**Work required**
Each entry below should be printed exactly as given.

**Records to process**
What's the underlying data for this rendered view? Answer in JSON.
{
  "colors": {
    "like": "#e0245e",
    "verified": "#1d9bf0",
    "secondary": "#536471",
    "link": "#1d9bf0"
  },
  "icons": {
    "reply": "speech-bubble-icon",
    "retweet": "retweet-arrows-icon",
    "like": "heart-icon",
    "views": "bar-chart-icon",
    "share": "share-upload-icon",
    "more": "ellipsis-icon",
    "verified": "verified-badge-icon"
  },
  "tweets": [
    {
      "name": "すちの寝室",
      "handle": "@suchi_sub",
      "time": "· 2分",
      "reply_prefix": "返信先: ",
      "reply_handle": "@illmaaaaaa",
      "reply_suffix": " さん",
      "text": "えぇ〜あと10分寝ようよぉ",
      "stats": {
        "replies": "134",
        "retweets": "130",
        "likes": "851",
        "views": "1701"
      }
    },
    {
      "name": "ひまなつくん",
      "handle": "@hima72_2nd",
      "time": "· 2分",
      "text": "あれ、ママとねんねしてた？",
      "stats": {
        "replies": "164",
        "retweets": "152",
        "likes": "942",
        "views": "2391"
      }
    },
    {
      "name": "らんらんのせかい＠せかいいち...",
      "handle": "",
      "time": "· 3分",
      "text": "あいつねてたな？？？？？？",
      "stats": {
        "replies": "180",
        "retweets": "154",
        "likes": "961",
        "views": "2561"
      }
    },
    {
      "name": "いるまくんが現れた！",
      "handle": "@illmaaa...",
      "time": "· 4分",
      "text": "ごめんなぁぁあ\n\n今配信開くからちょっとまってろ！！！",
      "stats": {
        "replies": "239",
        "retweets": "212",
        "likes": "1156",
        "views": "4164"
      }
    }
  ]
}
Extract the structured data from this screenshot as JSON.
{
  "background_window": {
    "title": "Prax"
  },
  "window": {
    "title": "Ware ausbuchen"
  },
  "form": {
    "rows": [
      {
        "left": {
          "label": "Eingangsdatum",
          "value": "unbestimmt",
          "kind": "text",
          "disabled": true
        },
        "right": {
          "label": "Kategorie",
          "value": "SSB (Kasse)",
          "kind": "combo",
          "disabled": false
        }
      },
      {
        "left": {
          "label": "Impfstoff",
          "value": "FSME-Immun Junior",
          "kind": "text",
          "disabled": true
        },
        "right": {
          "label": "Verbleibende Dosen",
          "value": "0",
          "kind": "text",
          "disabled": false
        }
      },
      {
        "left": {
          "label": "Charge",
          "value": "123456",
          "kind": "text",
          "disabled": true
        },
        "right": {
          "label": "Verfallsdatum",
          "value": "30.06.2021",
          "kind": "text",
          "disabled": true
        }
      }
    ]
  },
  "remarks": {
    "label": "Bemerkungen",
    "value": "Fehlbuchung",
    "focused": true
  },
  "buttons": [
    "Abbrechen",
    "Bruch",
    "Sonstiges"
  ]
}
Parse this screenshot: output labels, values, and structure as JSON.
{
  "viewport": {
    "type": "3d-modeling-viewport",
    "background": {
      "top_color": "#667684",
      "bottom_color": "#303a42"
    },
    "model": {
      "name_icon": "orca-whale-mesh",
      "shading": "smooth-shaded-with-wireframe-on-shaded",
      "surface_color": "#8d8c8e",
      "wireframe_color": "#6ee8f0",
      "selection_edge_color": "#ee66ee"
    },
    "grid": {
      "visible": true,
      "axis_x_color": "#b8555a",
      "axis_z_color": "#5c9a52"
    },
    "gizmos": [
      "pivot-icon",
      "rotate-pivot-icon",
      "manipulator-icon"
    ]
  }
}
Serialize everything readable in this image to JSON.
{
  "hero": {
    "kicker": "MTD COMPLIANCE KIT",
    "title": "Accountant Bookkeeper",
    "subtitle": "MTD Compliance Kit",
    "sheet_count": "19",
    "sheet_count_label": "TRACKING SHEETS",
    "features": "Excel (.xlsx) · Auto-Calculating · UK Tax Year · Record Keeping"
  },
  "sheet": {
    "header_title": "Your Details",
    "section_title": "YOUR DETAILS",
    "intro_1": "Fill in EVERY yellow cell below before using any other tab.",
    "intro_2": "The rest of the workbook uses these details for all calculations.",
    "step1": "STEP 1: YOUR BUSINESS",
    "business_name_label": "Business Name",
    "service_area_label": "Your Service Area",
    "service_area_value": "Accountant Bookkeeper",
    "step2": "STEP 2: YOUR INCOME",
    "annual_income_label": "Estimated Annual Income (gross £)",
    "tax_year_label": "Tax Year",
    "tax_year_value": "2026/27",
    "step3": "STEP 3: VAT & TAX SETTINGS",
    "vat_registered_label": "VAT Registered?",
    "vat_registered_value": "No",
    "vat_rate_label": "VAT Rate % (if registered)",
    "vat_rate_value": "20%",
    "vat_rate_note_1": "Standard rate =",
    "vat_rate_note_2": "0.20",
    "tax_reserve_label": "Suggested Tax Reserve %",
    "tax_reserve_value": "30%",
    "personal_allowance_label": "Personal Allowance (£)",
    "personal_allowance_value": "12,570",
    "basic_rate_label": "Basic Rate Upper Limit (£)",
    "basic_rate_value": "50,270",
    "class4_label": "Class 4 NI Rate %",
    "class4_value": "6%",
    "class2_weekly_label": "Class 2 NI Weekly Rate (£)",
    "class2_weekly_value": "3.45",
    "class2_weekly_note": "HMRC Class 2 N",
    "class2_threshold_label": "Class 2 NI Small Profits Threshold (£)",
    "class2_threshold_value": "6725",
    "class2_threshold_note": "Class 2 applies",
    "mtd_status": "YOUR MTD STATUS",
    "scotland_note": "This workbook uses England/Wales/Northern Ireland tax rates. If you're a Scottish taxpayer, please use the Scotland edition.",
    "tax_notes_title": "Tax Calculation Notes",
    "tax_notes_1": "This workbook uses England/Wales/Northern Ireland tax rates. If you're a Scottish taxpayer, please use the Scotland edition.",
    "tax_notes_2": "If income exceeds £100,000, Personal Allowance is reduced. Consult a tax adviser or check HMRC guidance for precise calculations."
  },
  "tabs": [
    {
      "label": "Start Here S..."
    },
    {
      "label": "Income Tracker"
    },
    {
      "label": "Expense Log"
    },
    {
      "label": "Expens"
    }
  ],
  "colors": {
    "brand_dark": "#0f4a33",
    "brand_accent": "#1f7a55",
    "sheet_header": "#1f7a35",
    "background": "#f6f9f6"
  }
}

**Result of this exercise**
What's the underlying data for this rendered view? Answer in JSON.
{
  "colors": {
    "like": "#e0245e",
    "verified": "#1d9bf0",
    "secondary": "#536471",
    "link": "#1d9bf0"
  },
  "icons": {
    "reply": "speech-bubble-icon",
    "retweet": "retweet-arrows-icon",
    "like": "heart-icon",
    "views": "bar-chart-icon",
    "share": "share-upload-icon",
    "more": "ellipsis-icon",
    "verified": "verified-badge-icon"
  },
  "tweets": [
    {
      "name": "すちの寝室",
      "handle": "@suchi_sub",
      "time": "· 2分",
      "reply_prefix": "返信先: ",
      "reply_handle": "@illmaaaaaa",
      "reply_suffix": " さん",
      "text": "えぇ〜あと10分寝ようよぉ",
      "stats": {
        "replies": "134",
        "retweets": "130",
        "likes": "851",
        "views": "1701"
      }
    },
    {
      "name": "ひまなつくん",
      "handle": "@hima72_2nd",
      "time": "· 2分",
      "text": "あれ、ママとねんねしてた？",
      "stats": {
        "replies": "164",
        "retweets": "152",
        "likes": "942",
        "views": "2391"
      }
    },
    {
      "name": "らんらんのせかい＠せかいいち...",
      "handle": "",
      "time": "· 3分",
      "text": "あいつねてたな？？？？？？",
      "stats": {
        "replies": "180",
        "retweets": "154",
        "likes": "961",
        "views": "2561"
      }
    },
    {
      "name": "いるまくんが現れた！",
      "handle": "@illmaaa...",
      "time": "· 4分",
      "text": "ごめんなぁぁあ\n\n今配信開くからちょっとまってろ！！！",
      "stats": {
        "replies": "239",
        "retweets": "212",
        "likes": "1156",
        "views": "4164"
      }
    }
  ]
}
Extract the structured data from this screenshot as JSON.
{
  "background_window": {
    "title": "Prax"
  },
  "window": {
    "title": "Ware ausbuchen"
  },
  "form": {
    "rows": [
      {
        "left": {
          "label": "Eingangsdatum",
          "value": "unbestimmt",
          "kind": "text",
          "disabled": true
        },
        "right": {
          "label": "Kategorie",
          "value": "SSB (Kasse)",
          "kind": "combo",
          "disabled": false
        }
      },
      {
        "left": {
          "label": "Impfstoff",
          "value": "FSME-Immun Junior",
          "kind": "text",
          "disabled": true
        },
        "right": {
          "label": "Verbleibende Dosen",
          "value": "0",
          "kind": "text",
          "disabled": false
        }
      },
      {
        "left": {
          "label": "Charge",
          "value": "123456",
          "kind": "text",
          "disabled": true
        },
        "right": {
          "label": "Verfallsdatum",
          "value": "30.06.2021",
          "kind": "text",
          "disabled": true
        }
      }
    ]
  },
  "remarks": {
    "label": "Bemerkungen",
    "value": "Fehlbuchung",
    "focused": true
  },
  "buttons": [
    "Abbrechen",
    "Bruch",
    "Sonstiges"
  ]
}
Parse this screenshot: output labels, values, and structure as JSON.
{
  "viewport": {
    "type": "3d-modeling-viewport",
    "background": {
      "top_color": "#667684",
      "bottom_color": "#303a42"
    },
    "model": {
      "name_icon": "orca-whale-mesh",
      "shading": "smooth-shaded-with-wireframe-on-shaded",
      "surface_color": "#8d8c8e",
      "wireframe_color": "#6ee8f0",
      "selection_edge_color": "#ee66ee"
    },
    "grid": {
      "visible": true,
      "axis_x_color": "#b8555a",
      "axis_z_color": "#5c9a52"
    },
    "gizmos": [
      "pivot-icon",
      "rotate-pivot-icon",
      "manipulator-icon"
    ]
  }
}
Serialize everything readable in this image to JSON.
{
  "hero": {
    "kicker": "MTD COMPLIANCE KIT",
    "title": "Accountant Bookkeeper",
    "subtitle": "MTD Compliance Kit",
    "sheet_count": "19",
    "sheet_count_label": "TRACKING SHEETS",
    "features": "Excel (.xlsx) · Auto-Calculating · UK Tax Year · Record Keeping"
  },
  "sheet": {
    "header_title": "Your Details",
    "section_title": "YOUR DETAILS",
    "intro_1": "Fill in EVERY yellow cell below before using any other tab.",
    "intro_2": "The rest of the workbook uses these details for all calculations.",
    "step1": "STEP 1: YOUR BUSINESS",
    "business_name_label": "Business Name",
    "service_area_label": "Your Service Area",
    "service_area_value": "Accountant Bookkeeper",
    "step2": "STEP 2: YOUR INCOME",
    "annual_income_label": "Estimated Annual Income (gross £)",
    "tax_year_label": "Tax Year",
    "tax_year_value": "2026/27",
    "step3": "STEP 3: VAT & TAX SETTINGS",
    "vat_registered_label": "VAT Registered?",
    "vat_registered_value": "No",
    "vat_rate_label": "VAT Rate % (if registered)",
    "vat_rate_value": "20%",
    "vat_rate_note_1": "Standard rate =",
    "vat_rate_note_2": "0.20",
    "tax_reserve_label": "Suggested Tax Reserve %",
    "tax_reserve_value": "30%",
    "personal_allowance_label": "Personal Allowance (£)",
    "personal_allowance_value": "12,570",
    "basic_rate_label": "Basic Rate Upper Limit (£)",
    "basic_rate_value": "50,270",
    "class4_label": "Class 4 NI Rate %",
    "class4_value": "6%",
    "class2_weekly_label": "Class 2 NI Weekly Rate (£)",
    "class2_weekly_value": "3.45",
    "class2_weekly_note": "HMRC Class 2 N",
    "class2_threshold_label": "Class 2 NI Small Profits Threshold (£)",
    "class2_threshold_value": "6725",
    "class2_threshold_note": "Class 2 applies",
    "mtd_status": "YOUR MTD STATUS",
    "scotland_note": "This workbook uses England/Wales/Northern Ireland tax rates. If you're a Scottish taxpayer, please use the Scotland edition.",
    "tax_notes_title": "Tax Calculation Notes",
    "tax_notes_1": "This workbook uses England/Wales/Northern Ireland tax rates. If you're a Scottish taxpayer, please use the Scotland edition.",
    "tax_notes_2": "If income exceeds £100,000, Personal Allowance is reduced. Consult a tax adviser or check HMRC guidance for precise calculations."
  },
  "tabs": [
    {
      "label": "Start Here S..."
    },
    {
      "label": "Income Tracker"
    },
    {
      "label": "Expense Log"
    },
    {
      "label": "Expens"
    }
  ],
  "colors": {
    "brand_dark": "#0f4a33",
    "brand_accent": "#1f7a55",
    "sheet_header": "#1f7a35",
    "background": "#f6f9f6"
  }
}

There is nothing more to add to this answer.